(Source material begins)

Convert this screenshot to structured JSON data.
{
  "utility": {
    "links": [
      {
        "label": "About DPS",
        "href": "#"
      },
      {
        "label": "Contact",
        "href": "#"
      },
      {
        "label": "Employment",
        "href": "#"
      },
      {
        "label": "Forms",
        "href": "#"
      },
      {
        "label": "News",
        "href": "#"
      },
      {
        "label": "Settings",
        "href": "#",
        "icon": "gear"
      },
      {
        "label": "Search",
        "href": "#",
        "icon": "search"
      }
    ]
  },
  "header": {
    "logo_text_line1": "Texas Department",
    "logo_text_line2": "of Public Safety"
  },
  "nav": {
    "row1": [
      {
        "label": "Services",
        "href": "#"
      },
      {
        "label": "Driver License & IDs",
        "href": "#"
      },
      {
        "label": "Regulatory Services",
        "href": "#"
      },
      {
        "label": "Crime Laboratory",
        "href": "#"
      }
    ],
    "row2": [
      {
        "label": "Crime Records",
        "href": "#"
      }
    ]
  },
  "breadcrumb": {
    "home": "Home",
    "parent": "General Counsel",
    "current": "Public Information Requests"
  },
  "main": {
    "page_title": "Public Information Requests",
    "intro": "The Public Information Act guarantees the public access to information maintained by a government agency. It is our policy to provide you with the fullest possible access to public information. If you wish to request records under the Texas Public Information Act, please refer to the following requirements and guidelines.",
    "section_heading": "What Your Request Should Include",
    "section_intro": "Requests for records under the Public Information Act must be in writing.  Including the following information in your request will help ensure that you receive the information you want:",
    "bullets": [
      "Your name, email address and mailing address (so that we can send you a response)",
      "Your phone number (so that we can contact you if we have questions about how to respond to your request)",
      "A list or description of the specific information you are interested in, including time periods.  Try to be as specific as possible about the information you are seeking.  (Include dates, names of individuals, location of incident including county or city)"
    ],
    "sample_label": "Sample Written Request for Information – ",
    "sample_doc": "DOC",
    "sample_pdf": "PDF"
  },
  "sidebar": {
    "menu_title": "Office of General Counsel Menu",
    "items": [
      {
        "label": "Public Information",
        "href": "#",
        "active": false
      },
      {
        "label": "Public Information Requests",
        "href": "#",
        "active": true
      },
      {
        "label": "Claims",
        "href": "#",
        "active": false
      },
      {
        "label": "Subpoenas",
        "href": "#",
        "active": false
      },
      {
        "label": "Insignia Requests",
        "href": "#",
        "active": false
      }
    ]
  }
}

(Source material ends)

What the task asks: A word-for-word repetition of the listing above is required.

Solution below:
Convert this screenshot to structured JSON data.
{
  "utility": {
    "links": [
      {
        "label": "About DPS",
        "href": "#"
      },
      {
        "label": "Contact",
        "href": "#"
      },
      {
        "label": "Employment",
        "href": "#"
      },
      {
        "label": "Forms",
        "href": "#"
      },
      {
        "label": "News",
        "href": "#"
      },
      {
        "label": "Settings",
        "href": "#",
        "icon": "gear"
      },
      {
        "label": "Search",
        "href": "#",
        "icon": "search"
      }
    ]
  },
  "header": {
    "logo_text_line1": "Texas Department",
    "logo_text_line2": "of Public Safety"
  },
  "nav": {
    "row1": [
      {
        "label": "Services",
        "href": "#"
      },
      {
        "label": "Driver License & IDs",
        "href": "#"
      },
      {
        "label": "Regulatory Services",
        "href": "#"
      },
      {
        "label": "Crime Laboratory",
        "href": "#"
      }
    ],
    "row2": [
      {
        "label": "Crime Records",
        "href": "#"
      }
    ]
  },
  "breadcrumb": {
    "home": "Home",
    "parent": "General Counsel",
    "current": "Public Information Requests"
  },
  "main": {
    "page_title": "Public Information Requests",
    "intro": "The Public Information Act guarantees the public access to information maintained by a government agency. It is our policy to provide you with the fullest possible access to public information. If you wish to request records under the Texas Public Information Act, please refer to the following requirements and guidelines.",
    "section_heading": "What Your Request Should Include",
    "section_intro": "Requests for records under the Public Information Act must be in writing.  Including the following information in your request will help ensure that you receive the information you want:",
    "bullets": [
      "Your name, email address and mailing address (so that we can send you a response)",
      "Your phone number (so that we can contact you if we have questions about how to respond to your request)",
      "A list or description of the specific information you are interested in, including time periods.  Try to be as specific as possible about the information you are seeking.  (Include dates, names of individuals, location of incident including county or city)"
    ],
    "sample_label": "Sample Written Request for Information – ",
    "sample_doc": "DOC",
    "sample_pdf": "PDF"
  },
  "sidebar": {
    "menu_title": "Office of General Counsel Menu",
    "items": [
      {
        "label": "Public Information",
        "href": "#",
        "active": false
      },
      {
        "label": "Public Information Requests",
        "href": "#",
        "active": true
      },
      {
        "label": "Claims",
        "href": "#",
        "active": false
      },
      {
        "label": "Subpoenas",
        "href": "#",
        "active": false
      },
      {
        "label": "Insignia Requests",
        "href": "#",
        "active": false
      }
    ]
  }
}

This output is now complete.